# Exercise objective
Run through the records and show each line that includes the string "блок".

# Records for the task
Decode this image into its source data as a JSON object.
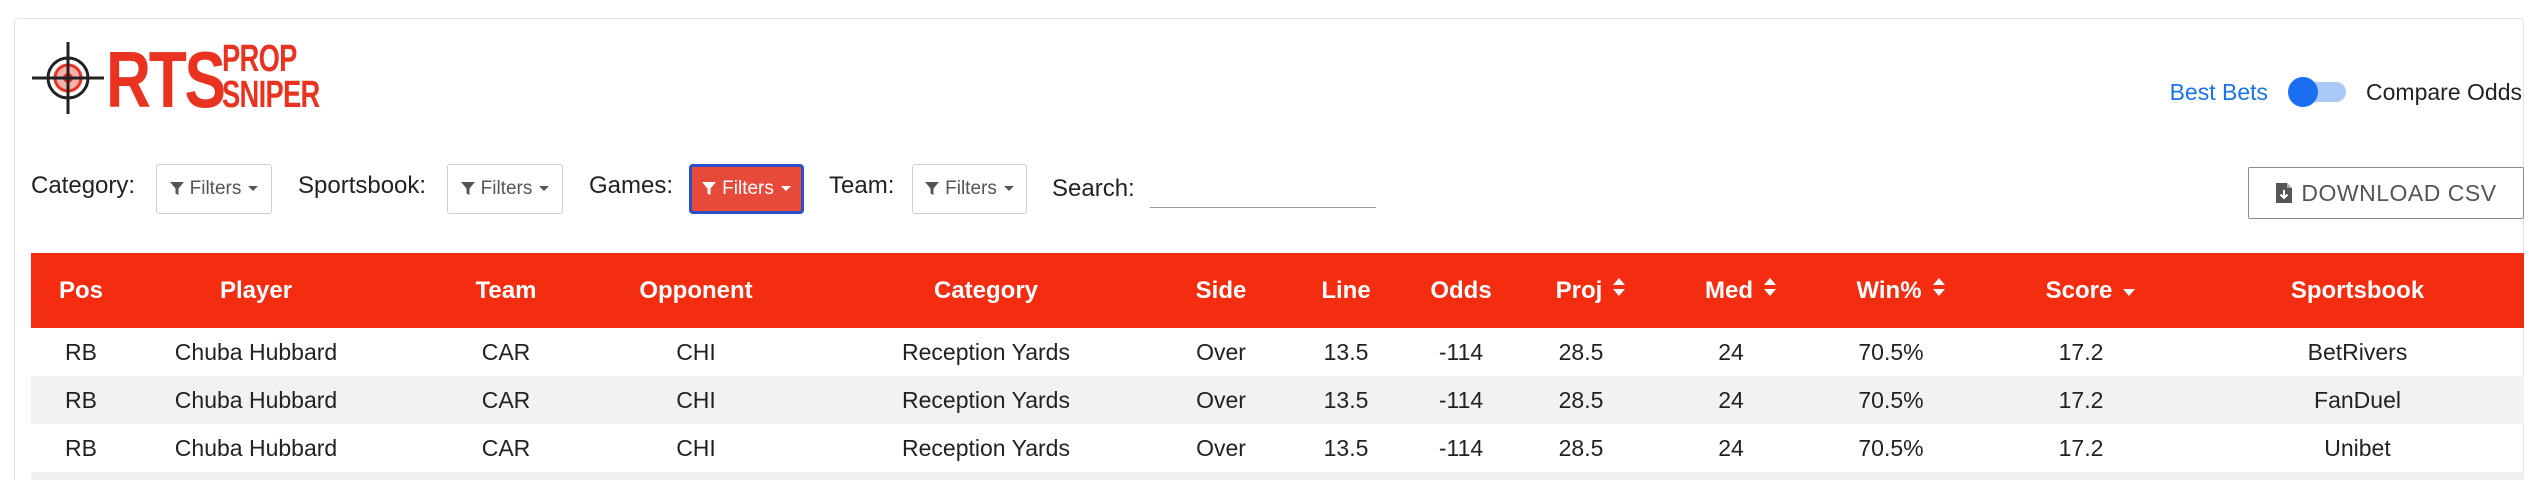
{
  "brand": {
    "logo_main": "RTS",
    "logo_line1": "PROP",
    "logo_line2": "SNIPER",
    "color": "#e83321",
    "logo_icon": "crosshair-icon"
  },
  "view_toggle": {
    "left_label": "Best Bets",
    "right_label": "Compare Odds",
    "state": "Best Bets"
  },
  "filters": [
    {
      "label": "Category:",
      "button": "Filters",
      "active": false
    },
    {
      "label": "Sportsbook:",
      "button": "Filters",
      "active": false
    },
    {
      "label": "Games:",
      "button": "Filters",
      "active": true
    },
    {
      "label": "Team:",
      "button": "Filters",
      "active": false
    }
  ],
  "search": {
    "label": "Search:",
    "value": "",
    "placeholder": ""
  },
  "download": {
    "label": "DOWNLOAD CSV",
    "icon": "file-download-icon"
  },
  "table": {
    "header_color": "#f42c10",
    "columns": [
      {
        "label": "Pos",
        "sort": ""
      },
      {
        "label": "Player",
        "sort": ""
      },
      {
        "label": "Team",
        "sort": ""
      },
      {
        "label": "Opponent",
        "sort": ""
      },
      {
        "label": "Category",
        "sort": ""
      },
      {
        "label": "Side",
        "sort": ""
      },
      {
        "label": "Line",
        "sort": ""
      },
      {
        "label": "Odds",
        "sort": ""
      },
      {
        "label": "Proj",
        "sort": "both"
      },
      {
        "label": "Med",
        "sort": "both"
      },
      {
        "label": "Win%",
        "sort": "both"
      },
      {
        "label": "Score",
        "sort": "desc"
      },
      {
        "label": "Sportsbook",
        "sort": ""
      }
    ],
    "rows": [
      [
        "RB",
        "Chuba Hubbard",
        "CAR",
        "CHI",
        "Reception Yards",
        "Over",
        "13.5",
        "-114",
        "28.5",
        "24",
        "70.5%",
        "17.2",
        "BetRivers"
      ],
      [
        "RB",
        "Chuba Hubbard",
        "CAR",
        "CHI",
        "Reception Yards",
        "Over",
        "13.5",
        "-114",
        "28.5",
        "24",
        "70.5%",
        "17.2",
        "FanDuel"
      ],
      [
        "RB",
        "Chuba Hubbard",
        "CAR",
        "CHI",
        "Reception Yards",
        "Over",
        "13.5",
        "-114",
        "28.5",
        "24",
        "70.5%",
        "17.2",
        "Unibet"
      ]
    ]
  }
}
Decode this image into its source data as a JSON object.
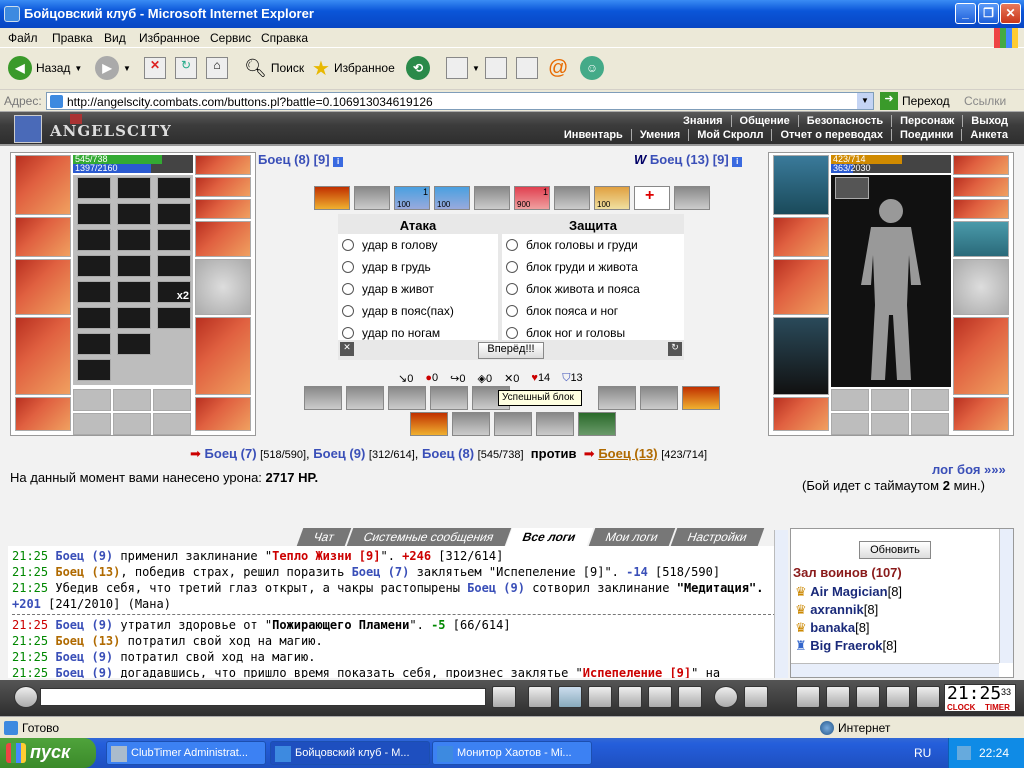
{
  "window": {
    "title": "Бойцовский клуб - Microsoft Internet Explorer"
  },
  "menu": [
    "Файл",
    "Правка",
    "Вид",
    "Избранное",
    "Сервис",
    "Справка"
  ],
  "toolbar": {
    "back": "Назад",
    "search": "Поиск",
    "favorites": "Избранное"
  },
  "address": {
    "label": "Адрес:",
    "url": "http://angelscity.combats.com/buttons.pl?battle=0.106913034619126",
    "go": "Переход",
    "links": "Ссылки"
  },
  "game": {
    "logo": "ANGELSCITY",
    "nav_top": [
      "Знания",
      "Общение",
      "Безопасность",
      "Персонаж",
      "Выход"
    ],
    "nav_bottom": [
      "Инвентарь",
      "Умения",
      "Мой Скролл",
      "Отчет о переводах",
      "Поединки",
      "Анкета"
    ],
    "left": {
      "name": "Боец (8)",
      "count": "[9]",
      "hp": "545/738",
      "mana": "1397/2160",
      "hp_frac": 0.74,
      "mana_frac": 0.65,
      "stack": "x2"
    },
    "right": {
      "name": "Боец (13)",
      "count": "[9]",
      "hp": "423/714",
      "mana": "363/2030",
      "hp_frac": 0.59,
      "mana_frac": 0.18
    },
    "skill_counts": [
      "1",
      "100",
      "100",
      "1",
      "900",
      "100"
    ],
    "attack": {
      "title": "Атака",
      "options": [
        "удар в голову",
        "удар в грудь",
        "удар в живот",
        "удар в пояс(пах)",
        "удар по ногам"
      ]
    },
    "defense": {
      "title": "Защита",
      "options": [
        "блок головы и груди",
        "блок груди и живота",
        "блок живота и пояса",
        "блок пояса и ног",
        "блок ног и головы"
      ]
    },
    "forward": "Вперёд!!!",
    "stats": [
      "0",
      "0",
      "0",
      "0",
      "0",
      "14",
      "13"
    ],
    "tooltip": "Успешный блок",
    "teams": {
      "f1": "Боец (7)",
      "f1v": "[518/590]",
      "f2": "Боец (9)",
      "f2v": "[312/614]",
      "f3": "Боец (8)",
      "f3v": "[545/738]",
      "vs": "против",
      "f4": "Боец (13)",
      "f4v": "[423/714]"
    },
    "damage_label": "На данный момент вами нанесено урона:",
    "damage_value": "2717 HP.",
    "battle_log_link": "лог боя »»»",
    "timeout_pre": "(Бой идет с таймаутом",
    "timeout_val": "2",
    "timeout_post": "мин.)",
    "tabs": [
      "Чат",
      "Системные сообщения",
      "Все логи",
      "Мои логи",
      "Настройки"
    ],
    "refresh": "Обновить",
    "hall": "Зал воинов (107)",
    "players": [
      {
        "name": "Air Magician",
        "lvl": "[8]"
      },
      {
        "name": "axrannik",
        "lvl": "[8]"
      },
      {
        "name": "banaka",
        "lvl": "[8]"
      },
      {
        "name": "Big Fraerok",
        "lvl": "[8]"
      }
    ],
    "log": [
      [
        "21:25",
        "Боец (9)",
        "применил заклинание \"",
        "Тепло Жизни [9]",
        "\". ",
        "+246",
        " [312/614]"
      ],
      [
        "21:25",
        "Боец (13)",
        ", победив страх, решил поразить ",
        "Боец (7)",
        "заклятьем \"Испепеление [9]\". ",
        "-14",
        " [518/590]"
      ],
      [
        "21:25",
        "Убедив себя, что третий глаз открыт, а чакры растопырены",
        "Боец (9)",
        "сотворил заклинание",
        "\"Медитация\". ",
        "+201",
        " [241/2010] (Мана)"
      ],
      [
        "21:25",
        "Боец (9)",
        "утратил здоровье от \"",
        "Пожирающего Пламени",
        "\". ",
        "-5",
        " [66/614]"
      ],
      [
        "21:25",
        "Боец (13)",
        "потратил свой ход на магию.",
        "",
        "",
        "",
        ""
      ],
      [
        "21:25",
        "Боец (9)",
        "потратил свой ход на магию.",
        "",
        "",
        "",
        ""
      ],
      [
        "21:25",
        "Боец (9)",
        "догадавшись, что пришло время показать себя, произнес заклятье \"",
        "Испепеление [9]",
        "\" на",
        "",
        ""
      ]
    ],
    "clock": "21:25",
    "clock_sec": "33",
    "clock_label1": "CLOCK",
    "clock_label2": "TIMER"
  },
  "status": {
    "left": "Готово",
    "zone": "Интернет"
  },
  "taskbar": {
    "start": "пуск",
    "tasks": [
      "ClubTimer Administrat...",
      "Бойцовский клуб - M...",
      "Монитор Хаотов - Mi..."
    ],
    "lang": "RU",
    "time": "22:24"
  }
}
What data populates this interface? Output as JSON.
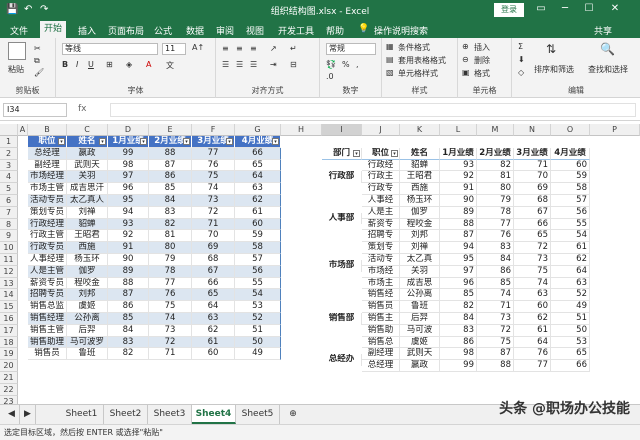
{
  "window": {
    "title": "组织结构图.xlsx - Excel",
    "login_label": "登录"
  },
  "menu": {
    "items": [
      "文件",
      "开始",
      "插入",
      "页面布局",
      "公式",
      "数据",
      "审阅",
      "视图",
      "开发工具",
      "帮助"
    ],
    "tell_me": "操作说明搜索",
    "share": "共享"
  },
  "ribbon": {
    "paste": "粘贴",
    "clipboard": "剪贴板",
    "font_name": "等线",
    "font_size": "11",
    "font": "字体",
    "alignment": "对齐方式",
    "number_format": "常规",
    "number": "数字",
    "cond_format": "条件格式",
    "table_format": "套用表格格式",
    "cell_style": "单元格样式",
    "styles": "样式",
    "insert": "插入",
    "delete": "删除",
    "format": "格式",
    "cells": "单元格",
    "sort_filter": "排序和筛选",
    "find_select": "查找和选择",
    "editing": "编辑"
  },
  "formula": {
    "cell_ref": "I34",
    "fx": "fx"
  },
  "columns": [
    "A",
    "B",
    "C",
    "D",
    "E",
    "F",
    "G",
    "H",
    "I",
    "J",
    "K",
    "L",
    "M",
    "N",
    "O",
    "P"
  ],
  "left_table": {
    "headers": [
      "职位",
      "姓名",
      "1月业绩",
      "2月业绩",
      "3月业绩",
      "4月业绩"
    ],
    "rows": [
      [
        "总经理",
        "嬴政",
        "99",
        "88",
        "77",
        "66"
      ],
      [
        "副经理",
        "武则天",
        "98",
        "87",
        "76",
        "65"
      ],
      [
        "市场经理",
        "关羽",
        "97",
        "86",
        "75",
        "64"
      ],
      [
        "市场主管",
        "成吉思汗",
        "96",
        "85",
        "74",
        "63"
      ],
      [
        "活动专员",
        "太乙真人",
        "95",
        "84",
        "73",
        "62"
      ],
      [
        "策划专员",
        "刘禅",
        "94",
        "83",
        "72",
        "61"
      ],
      [
        "行政经理",
        "貂蝉",
        "93",
        "82",
        "71",
        "60"
      ],
      [
        "行政主管",
        "王昭君",
        "92",
        "81",
        "70",
        "59"
      ],
      [
        "行政专员",
        "西施",
        "91",
        "80",
        "69",
        "58"
      ],
      [
        "人事经理",
        "杨玉环",
        "90",
        "79",
        "68",
        "57"
      ],
      [
        "人是主管",
        "伽罗",
        "89",
        "78",
        "67",
        "56"
      ],
      [
        "薪资专员",
        "程咬金",
        "88",
        "77",
        "66",
        "55"
      ],
      [
        "招聘专员",
        "刘邦",
        "87",
        "76",
        "65",
        "54"
      ],
      [
        "销售总监",
        "虞姬",
        "86",
        "75",
        "64",
        "53"
      ],
      [
        "销售经理",
        "公孙离",
        "85",
        "74",
        "63",
        "52"
      ],
      [
        "销售主管",
        "后羿",
        "84",
        "73",
        "62",
        "51"
      ],
      [
        "销售助理",
        "马可波罗",
        "83",
        "72",
        "61",
        "50"
      ],
      [
        "销售员",
        "鲁班",
        "82",
        "71",
        "60",
        "49"
      ]
    ]
  },
  "pivot": {
    "headers": [
      "部门",
      "职位",
      "姓名",
      "1月业绩",
      "2月业绩",
      "3月业绩",
      "4月业绩"
    ],
    "groups": [
      {
        "dept": "行政部",
        "rows": [
          [
            "行政经",
            "貂蝉",
            "93",
            "82",
            "71",
            "60"
          ],
          [
            "行政主",
            "王昭君",
            "92",
            "81",
            "70",
            "59"
          ],
          [
            "行政专",
            "西施",
            "91",
            "80",
            "69",
            "58"
          ]
        ]
      },
      {
        "dept": "人事部",
        "rows": [
          [
            "人事经",
            "杨玉环",
            "90",
            "79",
            "68",
            "57"
          ],
          [
            "人是主",
            "伽罗",
            "89",
            "78",
            "67",
            "56"
          ],
          [
            "薪资专",
            "程咬金",
            "88",
            "77",
            "66",
            "55"
          ],
          [
            "招聘专",
            "刘邦",
            "87",
            "76",
            "65",
            "54"
          ]
        ]
      },
      {
        "dept": "市场部",
        "rows": [
          [
            "策划专",
            "刘禅",
            "94",
            "83",
            "72",
            "61"
          ],
          [
            "活动专",
            "太乙真",
            "95",
            "84",
            "73",
            "62"
          ],
          [
            "市场经",
            "关羽",
            "97",
            "86",
            "75",
            "64"
          ],
          [
            "市场主",
            "成吉思",
            "96",
            "85",
            "74",
            "63"
          ]
        ]
      },
      {
        "dept": "销售部",
        "rows": [
          [
            "销售经",
            "公孙离",
            "85",
            "74",
            "63",
            "52"
          ],
          [
            "销售员",
            "鲁班",
            "82",
            "71",
            "60",
            "49"
          ],
          [
            "销售主",
            "后羿",
            "84",
            "73",
            "62",
            "51"
          ],
          [
            "销售助",
            "马可波",
            "83",
            "72",
            "61",
            "50"
          ],
          [
            "销售总",
            "虞姬",
            "86",
            "75",
            "64",
            "53"
          ]
        ]
      },
      {
        "dept": "总经办",
        "rows": [
          [
            "副经理",
            "武则天",
            "98",
            "87",
            "76",
            "65"
          ],
          [
            "总经理",
            "嬴政",
            "99",
            "88",
            "77",
            "66"
          ]
        ]
      }
    ]
  },
  "sheets": [
    "Sheet1",
    "Sheet2",
    "Sheet3",
    "Sheet4",
    "Sheet5"
  ],
  "active_sheet": "Sheet4",
  "status": "选定目标区域，然后按 ENTER 或选择\"粘贴\"",
  "watermark": "头条 @职场办公技能",
  "colors": {
    "brand": "#217346",
    "table_header": "#4472c4",
    "band": "#dce6f1"
  }
}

# Output of the task
        "блок головы и груди",
        "блок груди и живота",
        "блок живота и пояса",
        "блок пояса и ног",
        "блок ног и головы"
    "tooltip": "Успешный блок",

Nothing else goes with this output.